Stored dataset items
++++++++

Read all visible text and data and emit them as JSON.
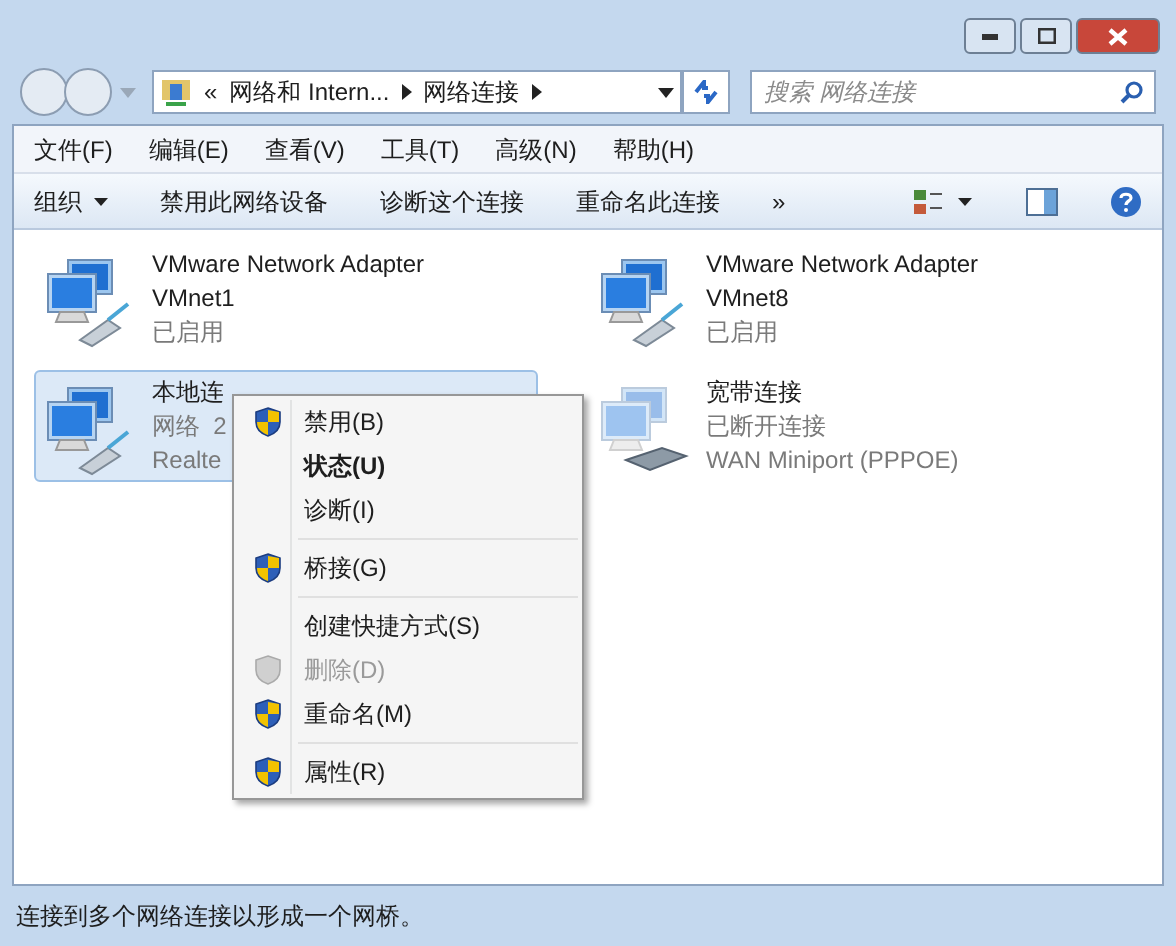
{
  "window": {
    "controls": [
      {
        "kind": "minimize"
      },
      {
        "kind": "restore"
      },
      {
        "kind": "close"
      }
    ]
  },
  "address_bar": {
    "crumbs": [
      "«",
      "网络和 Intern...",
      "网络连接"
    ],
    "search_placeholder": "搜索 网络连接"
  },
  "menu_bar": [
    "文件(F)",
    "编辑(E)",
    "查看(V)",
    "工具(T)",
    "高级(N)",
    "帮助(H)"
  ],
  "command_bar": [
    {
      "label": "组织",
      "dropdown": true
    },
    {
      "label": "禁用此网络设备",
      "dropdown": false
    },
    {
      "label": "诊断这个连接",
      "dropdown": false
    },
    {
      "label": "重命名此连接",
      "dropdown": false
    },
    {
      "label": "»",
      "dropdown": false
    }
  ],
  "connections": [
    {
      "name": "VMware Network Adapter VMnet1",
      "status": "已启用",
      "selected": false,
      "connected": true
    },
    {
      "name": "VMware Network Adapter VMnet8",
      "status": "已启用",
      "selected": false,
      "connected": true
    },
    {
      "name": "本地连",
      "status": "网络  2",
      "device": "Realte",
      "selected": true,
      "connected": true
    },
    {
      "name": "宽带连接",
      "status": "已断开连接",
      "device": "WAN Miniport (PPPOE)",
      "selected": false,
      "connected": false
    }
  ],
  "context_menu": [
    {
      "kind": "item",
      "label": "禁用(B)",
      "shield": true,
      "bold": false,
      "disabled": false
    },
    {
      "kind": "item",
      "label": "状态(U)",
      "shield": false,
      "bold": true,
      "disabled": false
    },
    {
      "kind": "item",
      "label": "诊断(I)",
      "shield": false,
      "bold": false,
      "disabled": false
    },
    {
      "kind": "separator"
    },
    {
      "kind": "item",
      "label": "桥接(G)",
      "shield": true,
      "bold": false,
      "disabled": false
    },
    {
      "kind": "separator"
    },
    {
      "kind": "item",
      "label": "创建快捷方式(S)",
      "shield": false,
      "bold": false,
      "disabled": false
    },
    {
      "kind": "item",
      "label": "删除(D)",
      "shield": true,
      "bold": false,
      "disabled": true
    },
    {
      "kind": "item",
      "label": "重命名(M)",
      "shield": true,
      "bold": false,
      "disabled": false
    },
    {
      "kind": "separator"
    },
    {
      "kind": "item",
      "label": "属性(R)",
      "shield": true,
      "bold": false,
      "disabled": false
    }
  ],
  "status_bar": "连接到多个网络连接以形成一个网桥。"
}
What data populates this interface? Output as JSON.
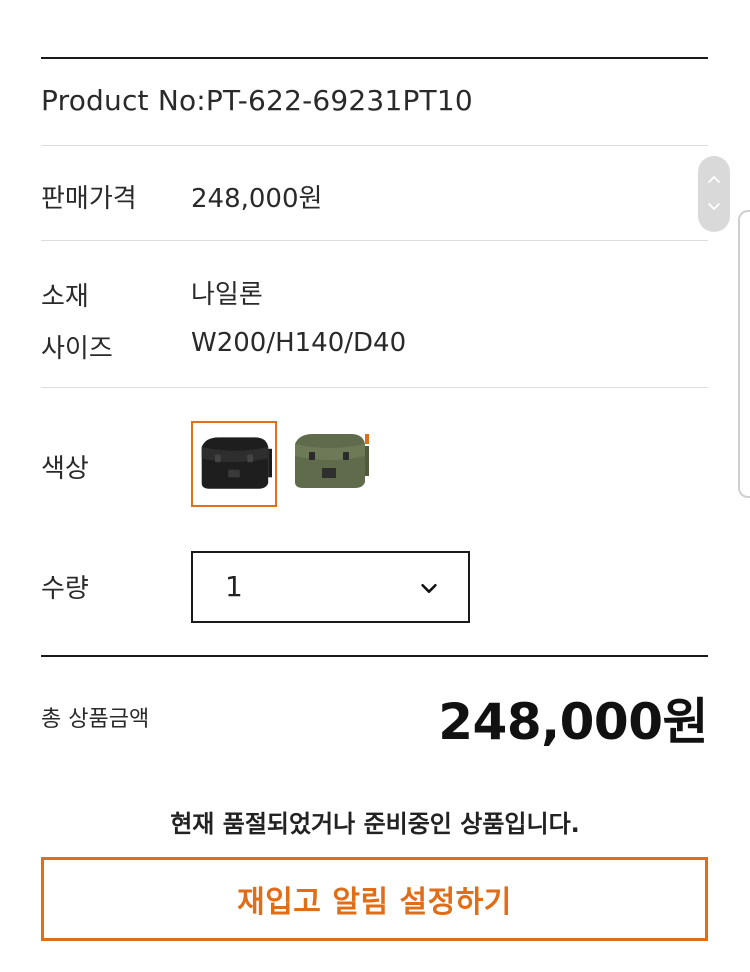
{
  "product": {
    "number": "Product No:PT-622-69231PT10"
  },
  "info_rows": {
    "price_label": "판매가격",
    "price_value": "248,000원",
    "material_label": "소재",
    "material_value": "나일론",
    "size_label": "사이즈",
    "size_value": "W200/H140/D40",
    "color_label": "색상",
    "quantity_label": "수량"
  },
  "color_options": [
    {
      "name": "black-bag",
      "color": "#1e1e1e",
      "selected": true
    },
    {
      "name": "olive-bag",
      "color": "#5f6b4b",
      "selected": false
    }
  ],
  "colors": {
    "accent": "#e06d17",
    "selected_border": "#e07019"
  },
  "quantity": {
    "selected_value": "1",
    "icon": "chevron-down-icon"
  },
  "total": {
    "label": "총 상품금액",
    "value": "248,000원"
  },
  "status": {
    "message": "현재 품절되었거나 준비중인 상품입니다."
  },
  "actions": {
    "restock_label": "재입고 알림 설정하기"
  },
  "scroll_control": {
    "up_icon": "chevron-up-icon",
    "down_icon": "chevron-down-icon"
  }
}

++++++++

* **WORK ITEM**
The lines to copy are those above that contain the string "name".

* **THE COMPLETED TASK**
      "name": "VMware Network Adapter VMnet1",
      "name": "VMware Network Adapter VMnet8",
      "name": "本地连",
      "name": "宽带连接",
      "name": "black-bag",
      "name": "olive-bag",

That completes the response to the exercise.